Suddenly the eggplants in the garden have found their mojo and are producing so many eggplants. It has me scrambling to find different ways to prepare them. Today they are grilled and the flesh is combined with tahini. It is another lovely mezze or tapas dish, or an any-time snack with flatbreads. You will love this. A take on Babaganoush, it is rich, smoky, and creamy.
You can grill/bake the eggplant in several ways. Cook it under the griller, turning often until the skin is blistered and blackened, and the flesh is soft. Or it can be cooked over a gas flame in the same way. But my favourite way is to grill it whole in a covered BBQ (grill) until the skin is blackened and the flesh collapsed. It is the easiest and quickest way at our place.
BTW, the addition of tahini is controversial – some add it, making it taste more like hummus, and some leave it out but add a little more oil. We are using it here, but if you are thinking of pairing it with hummus, you might consider making the Babaganoush without it.
Are you looking for other Eggplant recipes? Try Eggplant with Coriander, Smoky Aubergine with Tahini and Pomegranate, Bengali Eggplant Puree, Eggplant Simmered in a Beautiful Broth, Grilled Eggplant Salad with Pinenuts and Pita Chips, and Deep Fried Eggplant.
Is it Dip Recipes that you are looking for? Try Zhug – Coriander-Walnut Dip, Georgian Coriander, Apricot and Walnut Spread, White Bean, Sage and Roasted Garlic Spread, Tomato and Chilli Jam, and Tahina Tarator.
Roasted Eggplant with Tahina | Babaganoush
1 large eggplant
2 cloves garlic, crushed
2 Tblspn lemon juice
3 Tblspn extra virgin olive oil (sometimes I like to use Indian light sesame oil)
1 -3 Tblspn tahini, to suit your preference
sea salt to taste
mint or parsley (optional)
cumin or chilli powder (optional)
extra virgin olive oil
Roast the whole eggplant over an open gas flame, under the grill, in the oven or on the BBQ (grill) until the skin blisters and chars, and the flesh is soft and collapsing.
Remove the flesh from the skin and place in a sieve or colander. Gently squeeze the flesh to remove as much juice as possible.

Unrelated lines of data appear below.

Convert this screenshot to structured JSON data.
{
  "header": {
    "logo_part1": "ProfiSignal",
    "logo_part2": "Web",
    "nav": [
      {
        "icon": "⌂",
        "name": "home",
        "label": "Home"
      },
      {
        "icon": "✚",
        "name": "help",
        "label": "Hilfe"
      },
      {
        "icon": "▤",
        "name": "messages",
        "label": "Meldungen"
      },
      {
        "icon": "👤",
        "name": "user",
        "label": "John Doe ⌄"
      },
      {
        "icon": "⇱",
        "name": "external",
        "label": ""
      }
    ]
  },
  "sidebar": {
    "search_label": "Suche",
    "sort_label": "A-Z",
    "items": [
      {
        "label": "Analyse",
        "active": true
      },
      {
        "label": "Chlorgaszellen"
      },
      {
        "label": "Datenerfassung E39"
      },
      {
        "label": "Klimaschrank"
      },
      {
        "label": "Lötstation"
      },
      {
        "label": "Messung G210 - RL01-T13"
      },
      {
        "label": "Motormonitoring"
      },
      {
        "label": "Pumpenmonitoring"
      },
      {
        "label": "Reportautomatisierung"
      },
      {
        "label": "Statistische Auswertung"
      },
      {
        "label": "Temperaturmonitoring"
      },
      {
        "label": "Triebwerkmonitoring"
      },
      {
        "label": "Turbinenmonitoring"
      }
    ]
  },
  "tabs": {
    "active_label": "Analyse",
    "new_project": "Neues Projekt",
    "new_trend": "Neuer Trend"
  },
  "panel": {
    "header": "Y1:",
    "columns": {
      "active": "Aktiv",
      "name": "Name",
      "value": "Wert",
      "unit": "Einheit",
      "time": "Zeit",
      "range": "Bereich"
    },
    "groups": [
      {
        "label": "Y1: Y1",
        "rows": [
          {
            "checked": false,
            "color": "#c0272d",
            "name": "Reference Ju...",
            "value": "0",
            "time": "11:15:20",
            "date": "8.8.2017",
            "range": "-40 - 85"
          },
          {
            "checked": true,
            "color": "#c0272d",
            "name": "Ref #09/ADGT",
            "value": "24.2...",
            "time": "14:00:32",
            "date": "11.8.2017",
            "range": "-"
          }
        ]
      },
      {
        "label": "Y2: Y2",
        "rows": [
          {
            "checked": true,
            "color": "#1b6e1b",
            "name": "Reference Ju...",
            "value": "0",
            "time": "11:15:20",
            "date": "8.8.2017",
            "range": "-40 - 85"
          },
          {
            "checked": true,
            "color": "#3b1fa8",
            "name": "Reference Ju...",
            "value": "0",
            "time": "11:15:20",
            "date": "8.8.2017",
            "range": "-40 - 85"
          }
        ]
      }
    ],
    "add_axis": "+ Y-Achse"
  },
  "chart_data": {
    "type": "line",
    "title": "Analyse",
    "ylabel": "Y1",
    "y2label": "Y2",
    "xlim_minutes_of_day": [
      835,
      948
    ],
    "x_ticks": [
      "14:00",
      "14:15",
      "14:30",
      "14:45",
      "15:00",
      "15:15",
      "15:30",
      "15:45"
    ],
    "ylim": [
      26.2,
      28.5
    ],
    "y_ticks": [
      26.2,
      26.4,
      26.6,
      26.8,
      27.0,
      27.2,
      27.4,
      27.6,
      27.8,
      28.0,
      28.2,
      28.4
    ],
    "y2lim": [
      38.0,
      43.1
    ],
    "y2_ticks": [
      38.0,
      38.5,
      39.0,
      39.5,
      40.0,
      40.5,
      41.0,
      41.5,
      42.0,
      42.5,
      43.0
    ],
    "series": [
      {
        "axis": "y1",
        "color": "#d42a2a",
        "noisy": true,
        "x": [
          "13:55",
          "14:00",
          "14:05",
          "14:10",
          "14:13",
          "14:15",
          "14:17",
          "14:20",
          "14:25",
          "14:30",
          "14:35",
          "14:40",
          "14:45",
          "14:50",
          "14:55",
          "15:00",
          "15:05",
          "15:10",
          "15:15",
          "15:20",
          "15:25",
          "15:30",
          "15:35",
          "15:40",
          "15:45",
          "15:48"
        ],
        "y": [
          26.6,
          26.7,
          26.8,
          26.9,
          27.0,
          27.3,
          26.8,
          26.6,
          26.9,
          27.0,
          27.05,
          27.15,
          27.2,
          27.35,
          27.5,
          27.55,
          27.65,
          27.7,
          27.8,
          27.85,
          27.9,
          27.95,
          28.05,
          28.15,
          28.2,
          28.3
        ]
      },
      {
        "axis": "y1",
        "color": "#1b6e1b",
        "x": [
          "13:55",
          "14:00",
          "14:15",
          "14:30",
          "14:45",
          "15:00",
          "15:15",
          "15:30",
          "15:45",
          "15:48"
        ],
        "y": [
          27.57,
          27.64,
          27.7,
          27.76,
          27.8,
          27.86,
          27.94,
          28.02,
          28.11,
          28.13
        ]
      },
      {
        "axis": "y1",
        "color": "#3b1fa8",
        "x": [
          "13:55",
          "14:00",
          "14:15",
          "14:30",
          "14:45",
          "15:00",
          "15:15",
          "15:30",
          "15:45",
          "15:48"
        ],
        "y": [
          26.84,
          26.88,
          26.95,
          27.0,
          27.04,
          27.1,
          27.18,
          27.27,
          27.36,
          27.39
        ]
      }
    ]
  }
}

Put the eggplant flesh in a bowl and mash with the garlic, lemon juice, oil, tahini and salt to taste. Add one ingredient at a time, beating well in between. As you add the tahini, the mixture will become pale and creamy. Add 1 Tblspn at a time until you reach the level of tahini you want.
Transfer to a serving bowl, drizzle with olive oil, sprinkle with chilli or cumin powder and/or mint or parsley (see below for alternative toppings).
Serve with warm pita bread, Middle Eastern flatbread or vegetables for dipping.
recipe notes and alternatives
Mint and/or parsley can be chopped finely and added to the babaganoush.
Sometimes I add a lot of tahini, sometimes only a spoonful. Feel free to vary the amount.
1 – 2 Tblspns plain yoghurt can be stirred through.
You can blend it in a food processor if you prefer a smooth puree.
Toppings for Babaganoush
In many places it is common to add toppings to babaganoush. Pomegranate seeds are fairly traditional, but don’t be constrained in your choices. Here are some suggestions – use one, or choose several and add in combination.
- pomegranate kernels
- finely chopped soft herbs
- chilli flakes
- sesame seeds
- olive oil
- crushed almonds and/or hazelnuts
- grilled zucchini slices
- shaved fennel
- roasted carrots
- roasted tomatoes
- toasted pine nuts
- crispy fried onions
- charred red, green or yellow capsicums
- hazelnut oil
- avocado oil
- turmeric oil
- diced cucumber
- sour grapes (from Middle Eastern groceries)
- chilli paste or chilli jam
- tamarind syrup
- feta paste
- this lemon-chilli paste
Do you have any other ideas and suggestions?